▸ **What you have to do**: Go through the data and report each line that holds the string "icon".
'''
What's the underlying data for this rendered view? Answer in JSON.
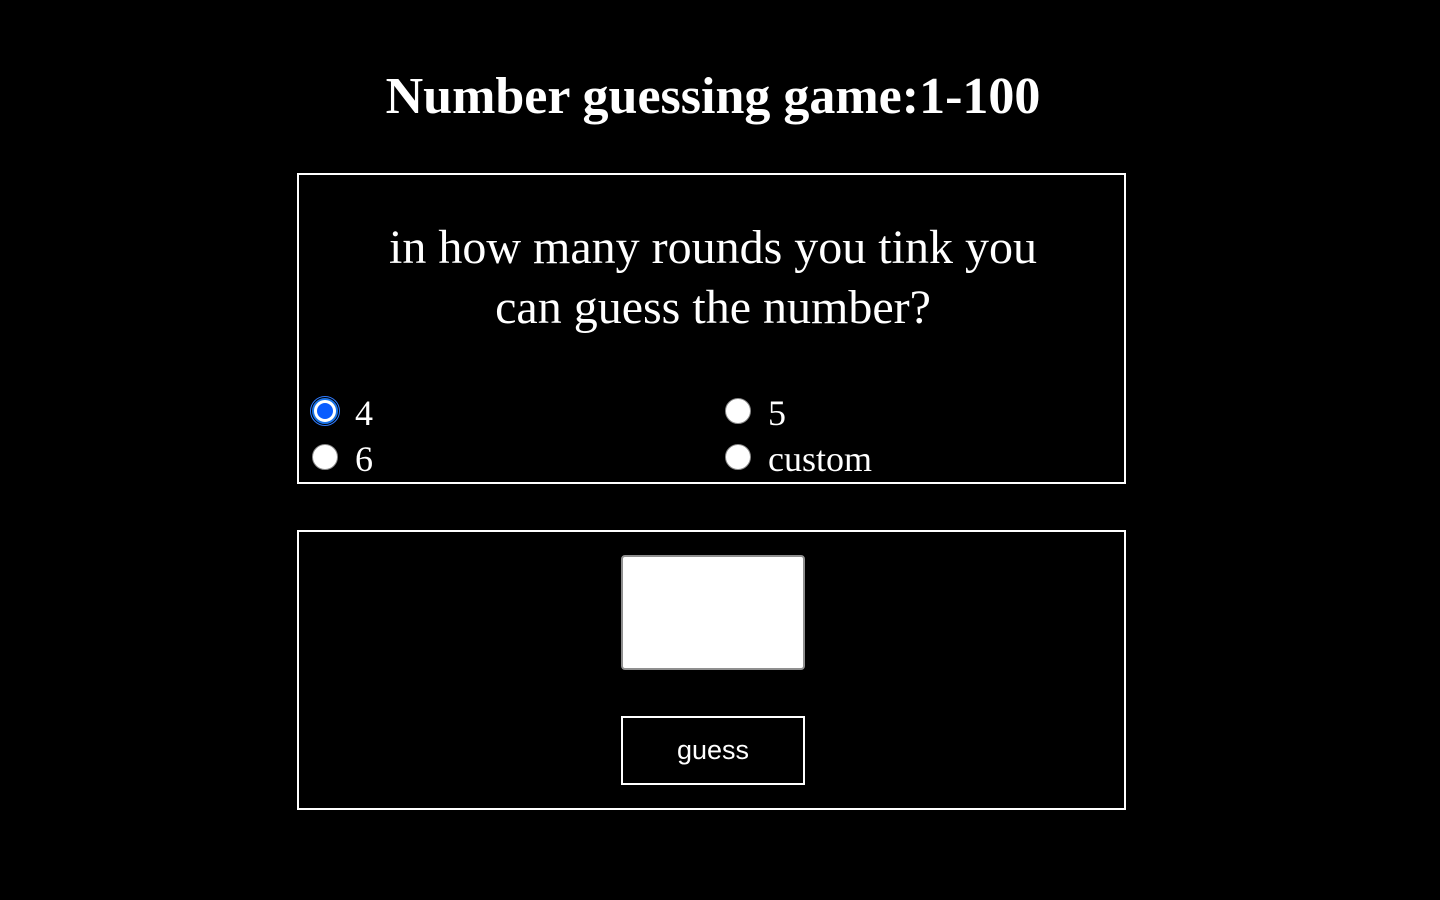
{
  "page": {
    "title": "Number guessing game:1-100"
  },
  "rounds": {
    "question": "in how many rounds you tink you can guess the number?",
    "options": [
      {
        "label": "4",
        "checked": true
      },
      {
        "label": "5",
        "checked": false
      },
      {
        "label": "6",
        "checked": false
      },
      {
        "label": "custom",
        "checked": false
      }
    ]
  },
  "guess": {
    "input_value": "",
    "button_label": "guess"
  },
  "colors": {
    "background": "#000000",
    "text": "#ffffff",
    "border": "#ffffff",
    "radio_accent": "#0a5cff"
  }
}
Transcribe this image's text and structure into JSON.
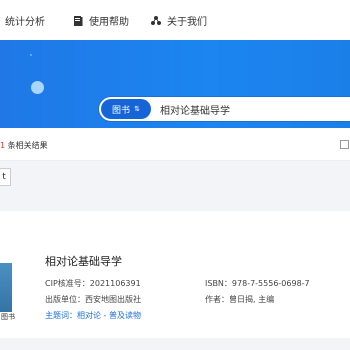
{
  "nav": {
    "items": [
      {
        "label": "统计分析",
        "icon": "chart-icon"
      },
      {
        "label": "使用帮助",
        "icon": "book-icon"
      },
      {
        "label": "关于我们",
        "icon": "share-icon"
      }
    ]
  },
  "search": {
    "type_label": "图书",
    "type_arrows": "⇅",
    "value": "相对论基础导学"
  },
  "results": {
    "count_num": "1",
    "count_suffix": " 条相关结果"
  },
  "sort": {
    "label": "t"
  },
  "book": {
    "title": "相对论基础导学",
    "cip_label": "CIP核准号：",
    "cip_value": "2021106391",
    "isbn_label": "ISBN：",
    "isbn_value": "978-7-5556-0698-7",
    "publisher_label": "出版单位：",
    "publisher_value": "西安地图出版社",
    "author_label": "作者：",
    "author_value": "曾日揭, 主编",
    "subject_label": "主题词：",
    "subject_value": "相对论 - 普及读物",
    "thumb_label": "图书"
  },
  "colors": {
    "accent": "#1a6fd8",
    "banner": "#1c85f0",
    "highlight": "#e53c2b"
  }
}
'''
▸ **Response to this task**:
        "icon": "chart-icon"
        "icon": "book-icon"
        "icon": "share-icon"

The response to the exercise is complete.